== DATA RECORDS ==

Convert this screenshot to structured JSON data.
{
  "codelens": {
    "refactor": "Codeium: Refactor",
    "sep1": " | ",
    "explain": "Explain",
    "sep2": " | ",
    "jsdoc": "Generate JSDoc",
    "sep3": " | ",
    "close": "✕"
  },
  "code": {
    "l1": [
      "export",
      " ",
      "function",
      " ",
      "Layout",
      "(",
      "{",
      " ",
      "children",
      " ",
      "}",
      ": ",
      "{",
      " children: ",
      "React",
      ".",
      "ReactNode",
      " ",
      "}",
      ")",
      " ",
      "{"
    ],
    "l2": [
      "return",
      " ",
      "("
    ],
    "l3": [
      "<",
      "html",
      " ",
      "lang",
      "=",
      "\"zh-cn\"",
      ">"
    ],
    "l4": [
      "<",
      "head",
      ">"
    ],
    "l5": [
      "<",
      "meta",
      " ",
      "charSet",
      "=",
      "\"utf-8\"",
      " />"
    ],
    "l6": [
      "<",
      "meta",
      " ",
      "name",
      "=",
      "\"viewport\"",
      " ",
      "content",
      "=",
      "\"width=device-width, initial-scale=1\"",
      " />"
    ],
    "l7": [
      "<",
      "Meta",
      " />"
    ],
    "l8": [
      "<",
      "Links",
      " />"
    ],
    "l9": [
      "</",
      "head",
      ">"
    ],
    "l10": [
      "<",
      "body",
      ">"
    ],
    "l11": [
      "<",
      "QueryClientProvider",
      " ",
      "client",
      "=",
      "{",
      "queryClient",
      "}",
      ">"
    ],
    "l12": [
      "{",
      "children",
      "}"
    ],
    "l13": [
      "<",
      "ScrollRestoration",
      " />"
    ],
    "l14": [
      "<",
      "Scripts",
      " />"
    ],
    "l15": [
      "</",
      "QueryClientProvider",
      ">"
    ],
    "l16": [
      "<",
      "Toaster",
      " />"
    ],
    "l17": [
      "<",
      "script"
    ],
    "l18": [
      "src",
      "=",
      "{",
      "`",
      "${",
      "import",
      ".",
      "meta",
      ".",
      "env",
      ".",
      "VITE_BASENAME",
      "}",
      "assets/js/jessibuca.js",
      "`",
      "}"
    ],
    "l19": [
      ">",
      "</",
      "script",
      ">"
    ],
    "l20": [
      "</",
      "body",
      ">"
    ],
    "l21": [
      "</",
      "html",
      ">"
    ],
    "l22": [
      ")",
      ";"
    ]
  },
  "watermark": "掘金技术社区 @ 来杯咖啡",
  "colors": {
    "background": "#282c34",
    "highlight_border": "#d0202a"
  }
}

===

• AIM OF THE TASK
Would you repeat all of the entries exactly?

• RESULT OF THIS EXERCISE
Convert this screenshot to structured JSON data.
{
  "codelens": {
    "refactor": "Codeium: Refactor",
    "sep1": " | ",
    "explain": "Explain",
    "sep2": " | ",
    "jsdoc": "Generate JSDoc",
    "sep3": " | ",
    "close": "✕"
  },
  "code": {
    "l1": [
      "export",
      " ",
      "function",
      " ",
      "Layout",
      "(",
      "{",
      " ",
      "children",
      " ",
      "}",
      ": ",
      "{",
      " children: ",
      "React",
      ".",
      "ReactNode",
      " ",
      "}",
      ")",
      " ",
      "{"
    ],
    "l2": [
      "return",
      " ",
      "("
    ],
    "l3": [
      "<",
      "html",
      " ",
      "lang",
      "=",
      "\"zh-cn\"",
      ">"
    ],
    "l4": [
      "<",
      "head",
      ">"
    ],
    "l5": [
      "<",
      "meta",
      " ",
      "charSet",
      "=",
      "\"utf-8\"",
      " />"
    ],
    "l6": [
      "<",
      "meta",
      " ",
      "name",
      "=",
      "\"viewport\"",
      " ",
      "content",
      "=",
      "\"width=device-width, initial-scale=1\"",
      " />"
    ],
    "l7": [
      "<",
      "Meta",
      " />"
    ],
    "l8": [
      "<",
      "Links",
      " />"
    ],
    "l9": [
      "</",
      "head",
      ">"
    ],
    "l10": [
      "<",
      "body",
      ">"
    ],
    "l11": [
      "<",
      "QueryClientProvider",
      " ",
      "client",
      "=",
      "{",
      "queryClient",
      "}",
      ">"
    ],
    "l12": [
      "{",
      "children",
      "}"
    ],
    "l13": [
      "<",
      "ScrollRestoration",
      " />"
    ],
    "l14": [
      "<",
      "Scripts",
      " />"
    ],
    "l15": [
      "</",
      "QueryClientProvider",
      ">"
    ],
    "l16": [
      "<",
      "Toaster",
      " />"
    ],
    "l17": [
      "<",
      "script"
    ],
    "l18": [
      "src",
      "=",
      "{",
      "`",
      "${",
      "import",
      ".",
      "meta",
      ".",
      "env",
      ".",
      "VITE_BASENAME",
      "}",
      "assets/js/jessibuca.js",
      "`",
      "}"
    ],
    "l19": [
      ">",
      "</",
      "script",
      ">"
    ],
    "l20": [
      "</",
      "body",
      ">"
    ],
    "l21": [
      "</",
      "html",
      ">"
    ],
    "l22": [
      ")",
      ";"
    ]
  },
  "watermark": "掘金技术社区 @ 来杯咖啡",
  "colors": {
    "background": "#282c34",
    "highlight_border": "#d0202a"
  }
}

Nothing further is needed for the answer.